#MyWANA (writer’s community created by Kirsten Lamb)
#NaNoWriMo (National Novel Writing Month is held every November)

ePublishing and eBooks
#KPD (Kindle Publishing Direct)

Genre and Specialty Hashtags
Find readers and other writers who share your interests
#MGLit (middle grades literature)
#PoetryMonth (Each April in the USA)

Promotion, Networking and Marketing Hashtags
#99c (to offer or pick up an eBook bargain)
#Novelines (to quote your own work)

Twitter is always evolving. If you spot any new relevant hashtags, or if we have forgotten one your favorites, please add it in the comments.twitter-hashtags-for-writers-100


“Queen of the Waves” Excerpt

7123344753_3f62fd25ca_zDementia burned through Olivia Coyle’s mind, like flames to dry leaves. She was a fighter, but no amount of watered-down faith could stall oblivion.

“Nana?” A redheaded woman hurried into the room, struggling with a fire extinguisher. With her free hand, she turned a knob on the range and yanked open the oven door.

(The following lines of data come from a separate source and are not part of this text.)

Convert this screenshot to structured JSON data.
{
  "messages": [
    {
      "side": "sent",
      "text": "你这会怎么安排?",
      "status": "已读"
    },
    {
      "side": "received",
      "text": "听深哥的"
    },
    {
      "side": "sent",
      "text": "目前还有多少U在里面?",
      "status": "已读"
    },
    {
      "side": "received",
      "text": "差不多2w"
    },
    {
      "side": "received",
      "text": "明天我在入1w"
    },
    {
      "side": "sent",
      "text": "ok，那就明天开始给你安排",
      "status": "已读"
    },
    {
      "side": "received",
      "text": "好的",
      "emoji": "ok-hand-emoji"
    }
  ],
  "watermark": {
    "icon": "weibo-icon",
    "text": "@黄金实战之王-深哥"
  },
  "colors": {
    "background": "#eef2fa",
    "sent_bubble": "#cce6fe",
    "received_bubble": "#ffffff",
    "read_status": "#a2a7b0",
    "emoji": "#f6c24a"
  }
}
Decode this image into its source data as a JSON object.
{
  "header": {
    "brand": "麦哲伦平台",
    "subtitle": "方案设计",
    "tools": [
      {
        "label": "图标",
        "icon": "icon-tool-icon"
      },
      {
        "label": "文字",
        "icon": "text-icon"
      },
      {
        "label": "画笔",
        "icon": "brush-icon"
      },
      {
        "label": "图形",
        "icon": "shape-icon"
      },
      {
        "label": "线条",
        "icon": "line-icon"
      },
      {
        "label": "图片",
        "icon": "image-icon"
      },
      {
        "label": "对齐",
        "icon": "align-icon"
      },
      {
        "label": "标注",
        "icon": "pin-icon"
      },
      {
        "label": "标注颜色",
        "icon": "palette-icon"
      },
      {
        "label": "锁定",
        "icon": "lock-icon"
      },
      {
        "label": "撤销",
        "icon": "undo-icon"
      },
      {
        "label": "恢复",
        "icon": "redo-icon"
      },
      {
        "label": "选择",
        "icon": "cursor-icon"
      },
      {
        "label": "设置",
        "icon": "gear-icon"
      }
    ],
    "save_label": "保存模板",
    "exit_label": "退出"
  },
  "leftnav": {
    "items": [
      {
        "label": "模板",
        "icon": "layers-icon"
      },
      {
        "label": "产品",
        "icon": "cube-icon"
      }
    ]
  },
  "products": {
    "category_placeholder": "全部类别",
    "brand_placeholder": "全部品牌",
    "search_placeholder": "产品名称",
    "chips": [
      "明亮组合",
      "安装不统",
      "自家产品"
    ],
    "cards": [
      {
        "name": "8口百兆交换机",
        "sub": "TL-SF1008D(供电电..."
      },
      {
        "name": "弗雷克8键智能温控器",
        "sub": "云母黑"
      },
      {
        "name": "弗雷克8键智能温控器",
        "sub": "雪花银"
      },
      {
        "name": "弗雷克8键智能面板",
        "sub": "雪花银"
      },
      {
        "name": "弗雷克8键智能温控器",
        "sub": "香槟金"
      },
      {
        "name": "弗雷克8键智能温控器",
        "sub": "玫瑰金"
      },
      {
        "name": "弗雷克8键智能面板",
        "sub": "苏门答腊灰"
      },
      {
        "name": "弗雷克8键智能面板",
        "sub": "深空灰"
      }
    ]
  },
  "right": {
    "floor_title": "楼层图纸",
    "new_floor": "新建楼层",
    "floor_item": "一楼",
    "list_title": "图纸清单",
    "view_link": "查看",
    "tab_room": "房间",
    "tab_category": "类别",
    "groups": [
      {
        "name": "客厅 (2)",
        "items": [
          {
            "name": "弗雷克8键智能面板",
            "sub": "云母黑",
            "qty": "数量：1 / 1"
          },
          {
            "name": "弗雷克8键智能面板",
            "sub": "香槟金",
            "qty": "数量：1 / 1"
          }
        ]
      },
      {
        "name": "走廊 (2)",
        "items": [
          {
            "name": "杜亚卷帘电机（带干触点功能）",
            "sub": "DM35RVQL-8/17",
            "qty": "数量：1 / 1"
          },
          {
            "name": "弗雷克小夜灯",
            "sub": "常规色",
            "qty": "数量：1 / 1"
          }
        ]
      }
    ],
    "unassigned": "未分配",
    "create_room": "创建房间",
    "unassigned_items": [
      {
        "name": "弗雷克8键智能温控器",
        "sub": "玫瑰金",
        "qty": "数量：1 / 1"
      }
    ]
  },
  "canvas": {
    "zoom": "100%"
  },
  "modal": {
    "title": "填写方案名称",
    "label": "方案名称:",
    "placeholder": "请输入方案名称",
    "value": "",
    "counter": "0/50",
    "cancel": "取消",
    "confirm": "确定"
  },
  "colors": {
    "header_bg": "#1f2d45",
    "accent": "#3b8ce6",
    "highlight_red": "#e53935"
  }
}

Thick smoke billowed and curled toward the ceiling.

“Stay back!” She sprayed inside the stove using a sweeping motion.

Olivia coughed so violently, she dropped the laundry basket and stumbled sideways until her curved spine collided with the refrigerator. Homemade magnets dropped to the floor, shattering. She glanced up from the broken glass, “Who are you? Why are you in my house?”

As a lady, she took no pleasure in raising her voice, but she didn’t abide strangers in her home uninvited.

The redhead’s expression deflated. She placed the extinguisher on the counter and covered her face with her palms. After a moment, she wiped runny mascara on her sleeve and forced a smile through tears which had carved premature wrinkles into her skin.

“I’m Mara, your granddaughter,” she said.